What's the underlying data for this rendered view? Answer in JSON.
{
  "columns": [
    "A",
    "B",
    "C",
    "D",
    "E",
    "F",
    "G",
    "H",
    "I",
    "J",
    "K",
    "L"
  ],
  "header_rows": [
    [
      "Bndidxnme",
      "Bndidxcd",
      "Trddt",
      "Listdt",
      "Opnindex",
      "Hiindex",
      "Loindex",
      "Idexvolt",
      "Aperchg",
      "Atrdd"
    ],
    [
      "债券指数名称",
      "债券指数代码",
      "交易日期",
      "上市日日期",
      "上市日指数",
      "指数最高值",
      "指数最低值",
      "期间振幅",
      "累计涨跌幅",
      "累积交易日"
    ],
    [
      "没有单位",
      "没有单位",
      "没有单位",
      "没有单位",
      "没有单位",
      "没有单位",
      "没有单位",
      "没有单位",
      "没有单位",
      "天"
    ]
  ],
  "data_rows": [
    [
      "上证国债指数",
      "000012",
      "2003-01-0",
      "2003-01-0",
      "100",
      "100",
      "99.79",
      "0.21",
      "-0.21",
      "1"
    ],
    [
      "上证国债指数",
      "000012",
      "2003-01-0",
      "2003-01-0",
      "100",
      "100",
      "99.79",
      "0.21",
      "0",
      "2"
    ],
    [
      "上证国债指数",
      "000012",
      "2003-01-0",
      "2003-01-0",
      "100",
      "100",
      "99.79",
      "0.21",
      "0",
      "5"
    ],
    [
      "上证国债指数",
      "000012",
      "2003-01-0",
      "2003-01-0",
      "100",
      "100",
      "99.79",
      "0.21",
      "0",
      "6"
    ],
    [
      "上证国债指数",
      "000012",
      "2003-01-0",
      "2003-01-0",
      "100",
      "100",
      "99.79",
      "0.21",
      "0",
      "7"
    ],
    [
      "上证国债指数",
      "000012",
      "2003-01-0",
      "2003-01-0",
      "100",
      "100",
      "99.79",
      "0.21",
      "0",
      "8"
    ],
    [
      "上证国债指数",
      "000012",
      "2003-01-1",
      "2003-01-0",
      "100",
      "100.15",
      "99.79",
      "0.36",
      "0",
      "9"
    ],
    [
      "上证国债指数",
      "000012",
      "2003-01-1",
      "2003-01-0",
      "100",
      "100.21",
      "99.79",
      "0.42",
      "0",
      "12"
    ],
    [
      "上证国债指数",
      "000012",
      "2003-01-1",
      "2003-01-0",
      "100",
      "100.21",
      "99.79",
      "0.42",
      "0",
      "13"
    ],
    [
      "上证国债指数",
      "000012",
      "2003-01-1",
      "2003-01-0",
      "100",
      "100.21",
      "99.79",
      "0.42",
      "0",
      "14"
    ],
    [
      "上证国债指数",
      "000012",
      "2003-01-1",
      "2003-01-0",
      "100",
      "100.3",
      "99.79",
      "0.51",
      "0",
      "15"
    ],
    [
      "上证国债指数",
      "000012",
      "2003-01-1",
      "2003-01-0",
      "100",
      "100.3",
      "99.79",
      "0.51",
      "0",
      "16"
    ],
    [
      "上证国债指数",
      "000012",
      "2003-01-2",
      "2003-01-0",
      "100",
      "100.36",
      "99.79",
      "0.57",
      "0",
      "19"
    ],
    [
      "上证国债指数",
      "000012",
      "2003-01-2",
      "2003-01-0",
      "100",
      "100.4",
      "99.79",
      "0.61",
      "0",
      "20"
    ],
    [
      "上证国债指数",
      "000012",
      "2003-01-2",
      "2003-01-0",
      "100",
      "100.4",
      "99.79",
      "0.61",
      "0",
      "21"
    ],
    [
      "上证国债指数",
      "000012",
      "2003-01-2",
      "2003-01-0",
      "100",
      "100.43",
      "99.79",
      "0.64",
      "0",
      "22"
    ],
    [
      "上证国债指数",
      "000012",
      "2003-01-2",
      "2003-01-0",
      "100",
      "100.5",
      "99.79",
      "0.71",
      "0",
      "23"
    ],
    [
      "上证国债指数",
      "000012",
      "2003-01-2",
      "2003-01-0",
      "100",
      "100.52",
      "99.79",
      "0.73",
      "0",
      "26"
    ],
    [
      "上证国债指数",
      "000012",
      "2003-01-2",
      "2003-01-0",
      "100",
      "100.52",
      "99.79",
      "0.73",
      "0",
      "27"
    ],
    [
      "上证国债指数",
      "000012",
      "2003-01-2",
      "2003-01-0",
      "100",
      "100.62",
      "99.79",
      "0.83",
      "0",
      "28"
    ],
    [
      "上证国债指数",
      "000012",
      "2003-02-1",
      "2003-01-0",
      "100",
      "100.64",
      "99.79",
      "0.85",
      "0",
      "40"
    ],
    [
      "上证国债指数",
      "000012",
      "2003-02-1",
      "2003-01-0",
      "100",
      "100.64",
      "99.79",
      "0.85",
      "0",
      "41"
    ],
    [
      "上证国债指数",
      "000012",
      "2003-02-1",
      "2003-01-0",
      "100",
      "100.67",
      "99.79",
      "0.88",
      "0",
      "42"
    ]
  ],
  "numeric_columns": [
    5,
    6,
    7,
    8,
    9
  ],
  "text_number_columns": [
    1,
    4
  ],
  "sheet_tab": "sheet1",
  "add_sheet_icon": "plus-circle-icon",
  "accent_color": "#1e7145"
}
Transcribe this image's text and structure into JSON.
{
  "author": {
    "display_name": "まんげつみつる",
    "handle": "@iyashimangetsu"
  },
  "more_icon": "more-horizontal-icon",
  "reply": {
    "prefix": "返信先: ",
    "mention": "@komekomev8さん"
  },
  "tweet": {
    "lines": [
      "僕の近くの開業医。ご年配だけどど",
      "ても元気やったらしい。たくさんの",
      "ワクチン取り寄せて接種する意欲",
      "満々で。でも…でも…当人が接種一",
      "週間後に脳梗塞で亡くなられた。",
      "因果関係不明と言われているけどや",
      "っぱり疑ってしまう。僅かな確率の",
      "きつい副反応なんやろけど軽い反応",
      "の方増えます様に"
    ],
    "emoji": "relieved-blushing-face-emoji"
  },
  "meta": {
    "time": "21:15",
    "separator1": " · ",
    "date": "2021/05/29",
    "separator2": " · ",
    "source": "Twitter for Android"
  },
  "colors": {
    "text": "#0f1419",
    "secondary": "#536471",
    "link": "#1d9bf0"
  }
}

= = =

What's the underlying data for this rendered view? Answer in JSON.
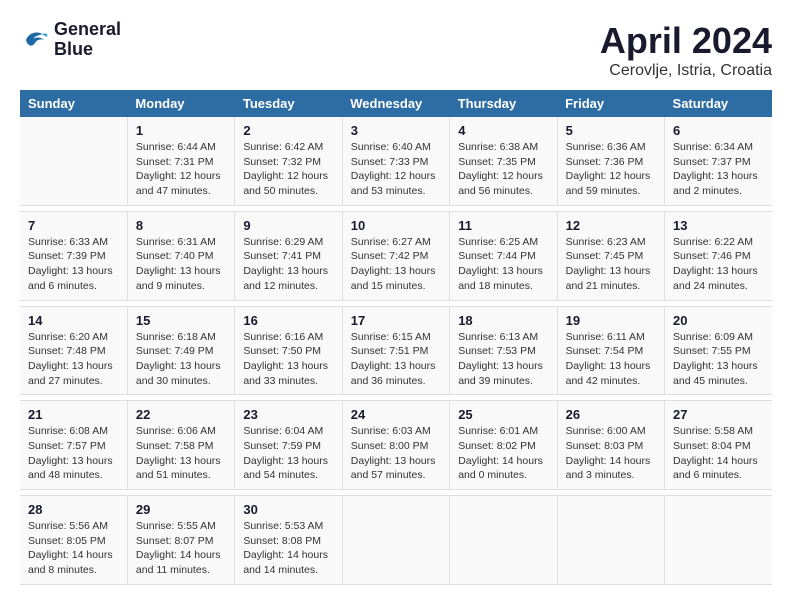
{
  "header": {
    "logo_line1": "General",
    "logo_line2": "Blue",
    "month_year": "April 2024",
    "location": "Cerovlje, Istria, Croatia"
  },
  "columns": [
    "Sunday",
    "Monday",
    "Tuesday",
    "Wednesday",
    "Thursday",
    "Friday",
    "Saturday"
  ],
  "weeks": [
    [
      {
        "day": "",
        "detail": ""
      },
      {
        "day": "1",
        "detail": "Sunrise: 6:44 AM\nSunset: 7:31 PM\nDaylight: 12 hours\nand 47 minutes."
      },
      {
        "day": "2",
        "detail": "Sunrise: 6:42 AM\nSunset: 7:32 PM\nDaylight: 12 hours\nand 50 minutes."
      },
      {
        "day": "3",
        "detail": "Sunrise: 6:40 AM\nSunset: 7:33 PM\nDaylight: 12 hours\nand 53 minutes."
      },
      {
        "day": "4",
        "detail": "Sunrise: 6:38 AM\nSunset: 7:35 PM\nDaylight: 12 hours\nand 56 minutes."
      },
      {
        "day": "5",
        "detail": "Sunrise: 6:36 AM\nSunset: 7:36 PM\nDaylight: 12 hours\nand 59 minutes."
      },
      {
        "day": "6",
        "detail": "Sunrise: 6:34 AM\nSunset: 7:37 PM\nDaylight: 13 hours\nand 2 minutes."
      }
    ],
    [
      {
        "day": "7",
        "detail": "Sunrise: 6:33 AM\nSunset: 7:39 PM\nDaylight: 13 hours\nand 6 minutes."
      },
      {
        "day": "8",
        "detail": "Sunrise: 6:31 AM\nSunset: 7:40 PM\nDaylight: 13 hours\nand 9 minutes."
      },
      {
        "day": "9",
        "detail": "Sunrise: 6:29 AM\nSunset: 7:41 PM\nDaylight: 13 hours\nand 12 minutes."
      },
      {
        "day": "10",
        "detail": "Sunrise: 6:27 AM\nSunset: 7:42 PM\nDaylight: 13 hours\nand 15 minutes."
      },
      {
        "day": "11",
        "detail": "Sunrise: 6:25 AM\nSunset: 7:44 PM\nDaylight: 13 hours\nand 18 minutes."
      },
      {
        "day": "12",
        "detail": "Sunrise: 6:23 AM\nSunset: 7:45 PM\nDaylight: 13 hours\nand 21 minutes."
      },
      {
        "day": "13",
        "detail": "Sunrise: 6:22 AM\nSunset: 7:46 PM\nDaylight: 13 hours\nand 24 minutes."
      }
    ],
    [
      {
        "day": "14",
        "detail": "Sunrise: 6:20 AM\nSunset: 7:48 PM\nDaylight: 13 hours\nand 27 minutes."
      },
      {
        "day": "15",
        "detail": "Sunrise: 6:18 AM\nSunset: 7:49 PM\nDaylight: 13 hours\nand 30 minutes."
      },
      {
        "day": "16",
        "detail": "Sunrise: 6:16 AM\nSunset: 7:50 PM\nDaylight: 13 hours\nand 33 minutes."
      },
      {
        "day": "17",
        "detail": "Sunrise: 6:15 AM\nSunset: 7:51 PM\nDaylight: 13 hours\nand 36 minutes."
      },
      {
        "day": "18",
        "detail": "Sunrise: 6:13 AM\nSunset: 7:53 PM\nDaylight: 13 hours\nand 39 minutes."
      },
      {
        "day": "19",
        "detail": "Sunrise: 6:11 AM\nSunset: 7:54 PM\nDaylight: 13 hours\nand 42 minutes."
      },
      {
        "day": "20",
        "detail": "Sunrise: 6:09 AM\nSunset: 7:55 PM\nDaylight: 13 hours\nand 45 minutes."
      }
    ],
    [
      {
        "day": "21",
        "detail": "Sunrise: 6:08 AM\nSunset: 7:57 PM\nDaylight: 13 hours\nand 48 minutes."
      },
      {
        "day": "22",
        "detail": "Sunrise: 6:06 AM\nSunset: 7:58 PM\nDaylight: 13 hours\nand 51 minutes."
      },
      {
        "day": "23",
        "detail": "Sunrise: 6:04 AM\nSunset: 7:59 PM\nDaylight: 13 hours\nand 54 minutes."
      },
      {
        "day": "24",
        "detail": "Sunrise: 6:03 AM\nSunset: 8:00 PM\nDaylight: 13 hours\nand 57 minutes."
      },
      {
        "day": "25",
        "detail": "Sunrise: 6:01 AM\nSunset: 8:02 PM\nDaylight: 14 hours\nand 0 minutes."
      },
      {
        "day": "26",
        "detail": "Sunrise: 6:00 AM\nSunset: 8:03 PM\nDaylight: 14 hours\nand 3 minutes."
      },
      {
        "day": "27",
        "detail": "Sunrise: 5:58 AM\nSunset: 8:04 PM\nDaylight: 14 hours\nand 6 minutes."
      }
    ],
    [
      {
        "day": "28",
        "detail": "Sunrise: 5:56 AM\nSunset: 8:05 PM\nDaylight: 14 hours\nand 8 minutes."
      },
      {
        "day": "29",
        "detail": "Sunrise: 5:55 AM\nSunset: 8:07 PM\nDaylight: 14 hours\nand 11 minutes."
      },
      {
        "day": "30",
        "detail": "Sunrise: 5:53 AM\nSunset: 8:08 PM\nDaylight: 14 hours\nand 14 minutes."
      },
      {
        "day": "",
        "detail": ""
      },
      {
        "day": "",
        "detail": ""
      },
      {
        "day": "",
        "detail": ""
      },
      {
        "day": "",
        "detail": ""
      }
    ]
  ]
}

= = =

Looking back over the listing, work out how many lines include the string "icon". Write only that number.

- **Answer box**
2